Pillars of the Earth by Ken Follett.
The Duke and I - Julia Quinn.
I can't think of any book I have read that I wish I didn't!
Carrie. This is how I discovered I just cannot stomach horror. It haunts me still. Just the idea of The Exorcist freaks me out.
Hopscotch. If you know, you know.
I can’t even remember the name of it but the plot was a man trying to teach his dog to talk so he could find out if his wife’s death was accidental, suicide or murder. It involved weird science on dog’s vocal cords. Creepy, badly written and ultimately just awful. Read it for a book group so felt compelled to finish it and sorry I did.
It is a magnificent novel, but second time was not the same incredible experience as on the Cretan beech as a teenager, when I first read it.
I should try a third time.
Everything and anything by Immanuel Kant
Strobel's "Case for Christ". Really showcases the economist's concept of "optimal stopping time".
Recently finished ‘A Fans Notes’ by Exley. Not that I really regret reading it but I didn’t think it was that good. He felt pedantic and only used the word ‘azure’ for blue, he did it like six times in the book and it really annoyed me.
Pynchon’s Gravity’s Rainbow depressed me no end. Slothrop’s journey in the dark heart of crumbling Nazi Germany...oof.
There are quite a few books I wish I hadn't wasted my time on (and almost all were book club choices) but only because they were incredibly poorly written. Naming names feels counterproductive because some people may love them and thats great.
I do wish I had never listened to many episodes of the podcast Sword and Scale though, particularly the one about the torture of a young Japanese girl. I will never ever ever get that out of my head.
There are a few, but top of the list is A Time for Everything by Karl Ove Knausgård.
So I can't remember the book's name...if I do, I'll come back here. Basically it was this YA fiction book about these friends who survive a plane crash (?) in the Australian Outback and meet an aboriginal boy.
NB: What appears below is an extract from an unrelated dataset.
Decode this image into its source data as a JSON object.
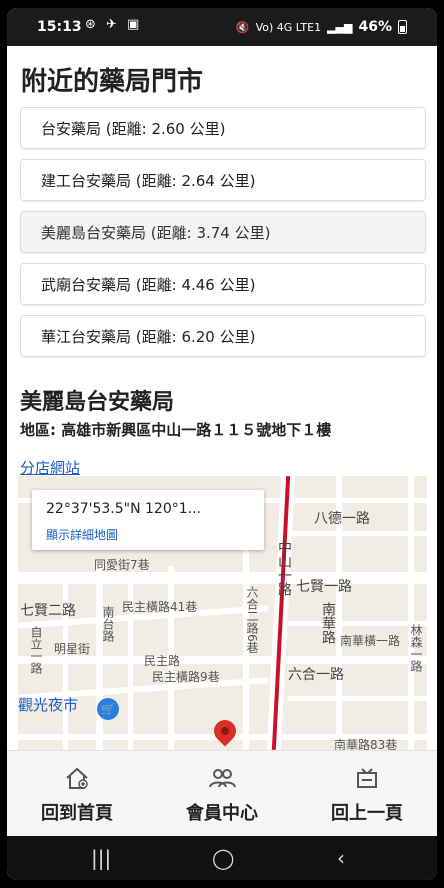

They're nice to him, but talk down to him. It was straight up racist, but a few of the teachers at the school where I was the new HOD had been teaching it for years and did not want to give it up. So I had to read it first...it actually became a great lesson with Year 8 kids who saw just how racist ("outdated"?) the text was (implicitly). Still, I couldn't finish it nor did I have the kids do so. We switched to Rabbit Proof Fence and had some great lessons.
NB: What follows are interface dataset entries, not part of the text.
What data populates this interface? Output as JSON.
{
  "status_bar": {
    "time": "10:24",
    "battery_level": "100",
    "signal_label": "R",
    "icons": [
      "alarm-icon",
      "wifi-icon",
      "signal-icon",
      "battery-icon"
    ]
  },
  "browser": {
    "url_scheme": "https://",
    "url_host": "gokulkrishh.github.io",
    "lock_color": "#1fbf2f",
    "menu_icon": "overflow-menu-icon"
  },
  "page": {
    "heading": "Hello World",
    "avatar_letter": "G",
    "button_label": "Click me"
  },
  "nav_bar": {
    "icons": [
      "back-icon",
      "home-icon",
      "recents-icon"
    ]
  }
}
Also, the book was just boring :) I got it off everyone's syllabus for the next year.
"The Da Vinci Code" by Dan Brown is the one purchase I regret, having compelled myself to read it despite its poor writing. It feels more like a screenplay sketch than a novel. Interestingly, I enjoyed the film adaptation it inspired. Nevertheless, I still hold a grudge for the expenditure, and I keep it as a reminder not to trust advertisements.
"Pimp" by Iceberg Slim. I don't know who told that guy he was capable of writing a book, because he wasn't. He wrote without filter or possibly even an editor about how he wasn't at fault for the things he did because of his bad upbringing, but he clearly was.
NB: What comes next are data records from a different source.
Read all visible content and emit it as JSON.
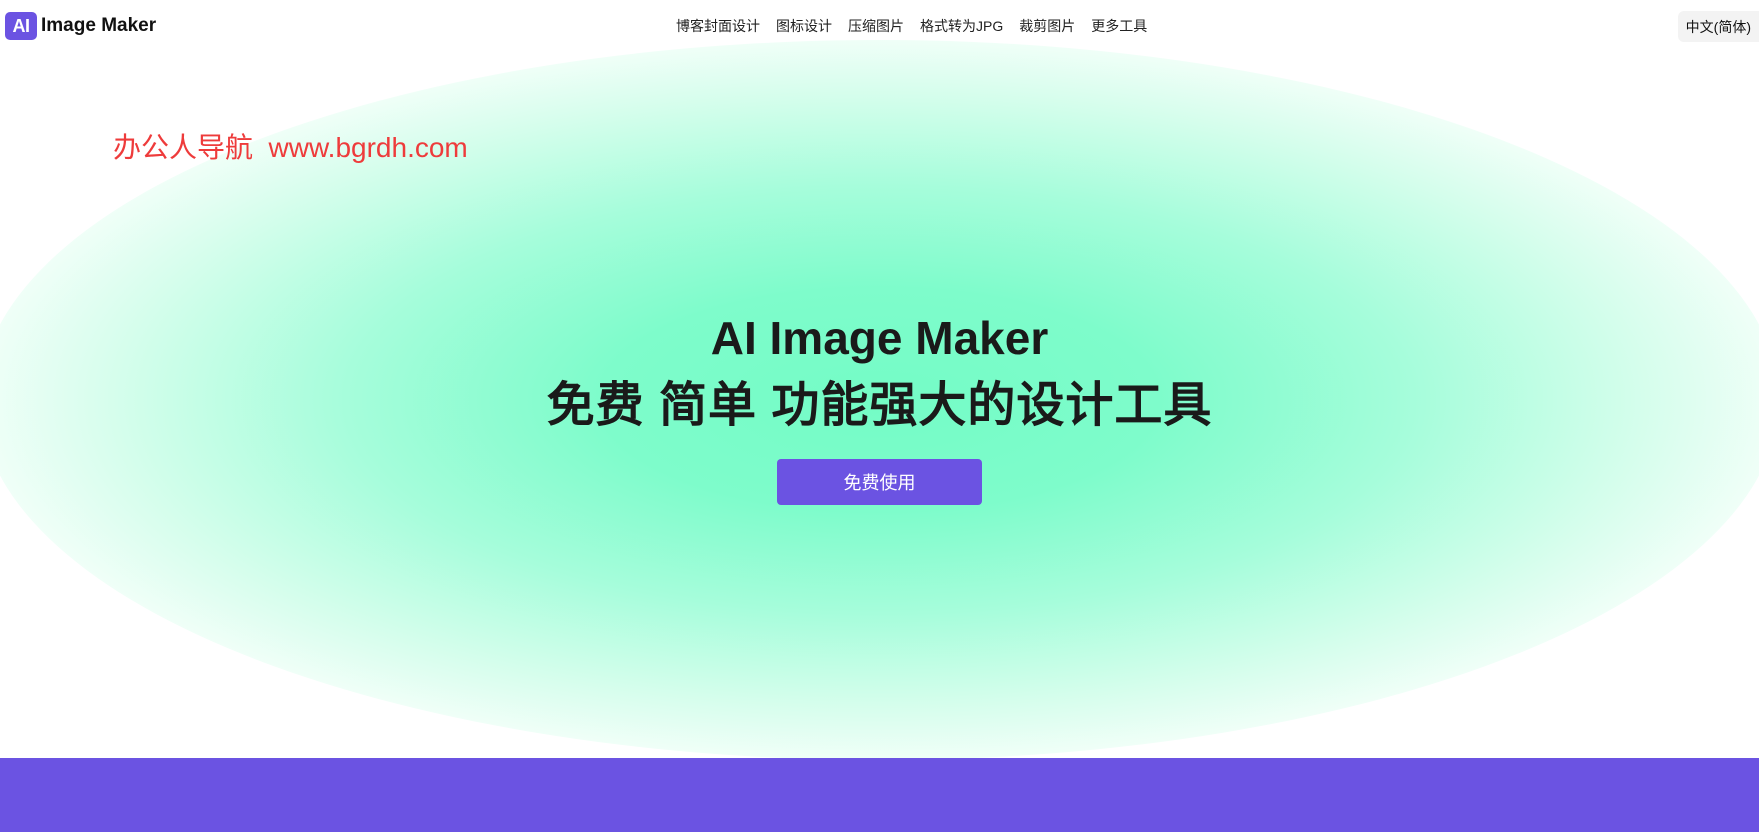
{
  "colors": {
    "accent": "#6b53e2",
    "glow": "#74fcc6",
    "watermark": "#ee3b3b"
  },
  "header": {
    "logo_badge": "AI",
    "logo_text": "Image Maker",
    "nav": [
      {
        "label": "博客封面设计"
      },
      {
        "label": "图标设计"
      },
      {
        "label": "压缩图片"
      },
      {
        "label": "格式转为JPG"
      },
      {
        "label": "裁剪图片"
      },
      {
        "label": "更多工具"
      }
    ],
    "language": "中文(简体)"
  },
  "watermark": "办公人导航  www.bgrdh.com",
  "hero": {
    "title": "AI Image Maker",
    "subtitle": "免费 简单 功能强大的设计工具",
    "cta_label": "免费使用"
  }
}
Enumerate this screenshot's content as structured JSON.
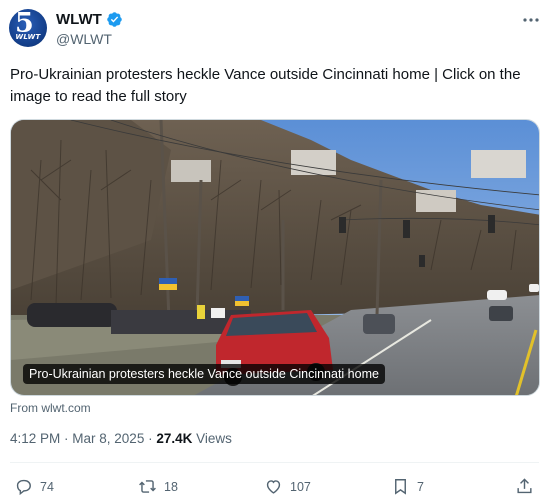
{
  "account": {
    "display_name": "WLWT",
    "handle": "@WLWT",
    "avatar_number": "5",
    "avatar_text": "WLWT"
  },
  "tweet": {
    "text": "Pro-Ukrainian protesters heckle Vance outside Cincinnati home | Click on the image to read the full story",
    "media_caption": "Pro-Ukrainian protesters heckle Vance outside Cincinnati home",
    "source": "From wlwt.com",
    "time": "4:12 PM",
    "date": "Mar 8, 2025",
    "separator": " · ",
    "views_count": "27.4K",
    "views_label": " Views"
  },
  "actions": {
    "replies": "74",
    "reposts": "18",
    "likes": "107",
    "bookmarks": "7"
  },
  "icons": [
    "verified-icon",
    "more-icon",
    "reply-icon",
    "repost-icon",
    "like-icon",
    "bookmark-icon",
    "share-icon"
  ],
  "colors": {
    "verified": "#1d9bf0",
    "secondary_text": "#536471",
    "primary_text": "#0f1419"
  }
}
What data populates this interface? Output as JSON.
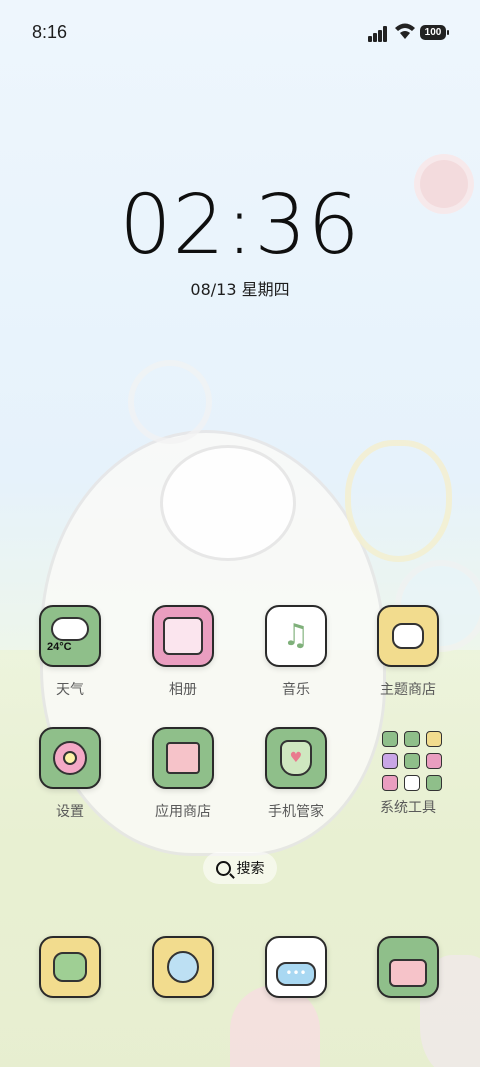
{
  "status_bar": {
    "time": "8:16",
    "battery": "100"
  },
  "lock": {
    "clock": "02:36",
    "date": "08/13 星期四"
  },
  "apps_row1": [
    {
      "label": "天气",
      "icon": "weather-icon",
      "temp": "24°C",
      "bg": "#8fbf8a"
    },
    {
      "label": "相册",
      "icon": "gallery-icon",
      "bg": "#ea9ec0"
    },
    {
      "label": "音乐",
      "icon": "music-icon",
      "bg": "#ffffff"
    },
    {
      "label": "主题商店",
      "icon": "theme-store-icon",
      "bg": "#f2dc8e"
    }
  ],
  "apps_row2": [
    {
      "label": "设置",
      "icon": "settings-icon",
      "bg": "#8fbf8a"
    },
    {
      "label": "应用商店",
      "icon": "app-store-icon",
      "bg": "#8fbf8a"
    },
    {
      "label": "手机管家",
      "icon": "security-icon",
      "bg": "#8fbf8a"
    },
    {
      "label": "系统工具",
      "icon": "system-tools-folder"
    }
  ],
  "search": {
    "label": "搜索"
  },
  "dock": [
    {
      "icon": "phone-icon",
      "bg": "#f2dc8e"
    },
    {
      "icon": "browser-icon",
      "bg": "#f2dc8e"
    },
    {
      "icon": "messages-icon",
      "bg": "#ffffff"
    },
    {
      "icon": "camera-icon",
      "bg": "#8fbf8a"
    }
  ]
}
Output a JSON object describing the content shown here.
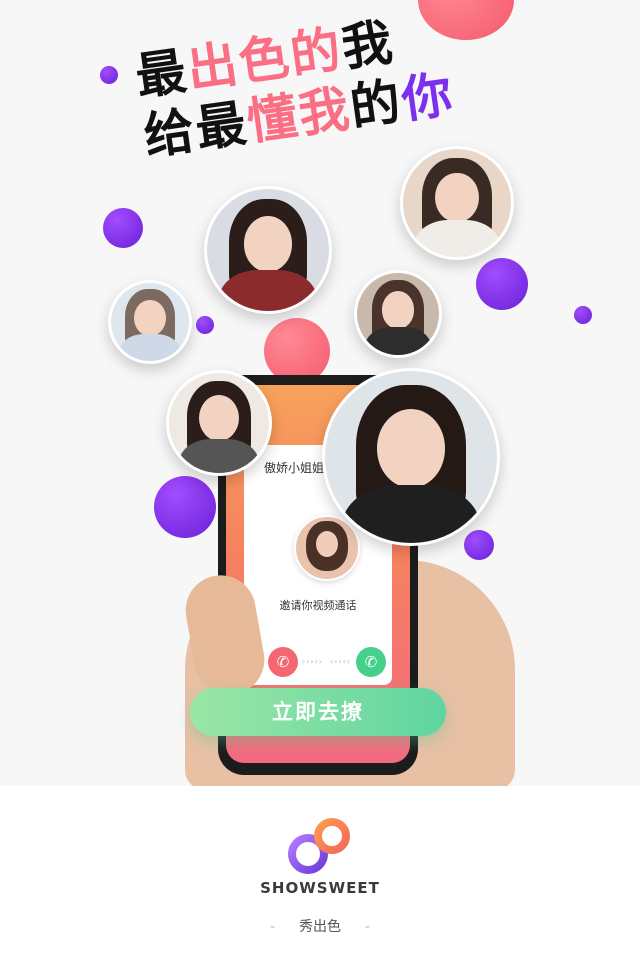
{
  "headline": {
    "line1_prefix": "最",
    "line1_highlight": "出色的",
    "line1_suffix": "我",
    "line2_prefix": "给最",
    "line2_highlight": "懂我",
    "line2_middle": "的",
    "line2_suffix": "你"
  },
  "phone": {
    "caller_name": "傲娇小姐姐",
    "call_message": "邀请你视频通话",
    "decline_icon": "phone-decline-icon",
    "accept_icon": "phone-accept-icon"
  },
  "cta": {
    "label": "立即去撩"
  },
  "footer": {
    "brand": "SHOWSWEET",
    "tagline": "秀出色",
    "tagline_left_dash": "-",
    "tagline_right_dash": "-"
  },
  "colors": {
    "accent_pink": "#fb6f85",
    "accent_purple": "#7d2ff0",
    "cta_green": "#5fd5a0",
    "screen_orange": "#f6815f"
  }
}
“Good Morning Monster,” while the stories had lessons in them, I feel (and realize others do too now) that the author went a little to far sharing some of the traumatic details. I’m still haunted by some of them and I don’t think they were needed for the stories.
"Ben In The World" by Doris Lessing. It's beyond chilling.
The precursor, "Ben", was much less so.
Jojo Moyes 'Someone Else's Shoes' just because I love Jojo Moyes and was dissapointed to read a 'book by recipe' It felt like she sat down with a list of trendy things and added all to the book. On the other hand it is uplifting because it shows even good writers can write bad books, so it gives courage to novices to plough ahead. The short story the book is based on is much better! Great to find out Elizabeth Gilbert is on Substack, I like her. ☺️
All of mine!
But for a more serious answer, Max Gladstone's Empress of Forever. I've never finished a book out of sheer spite before.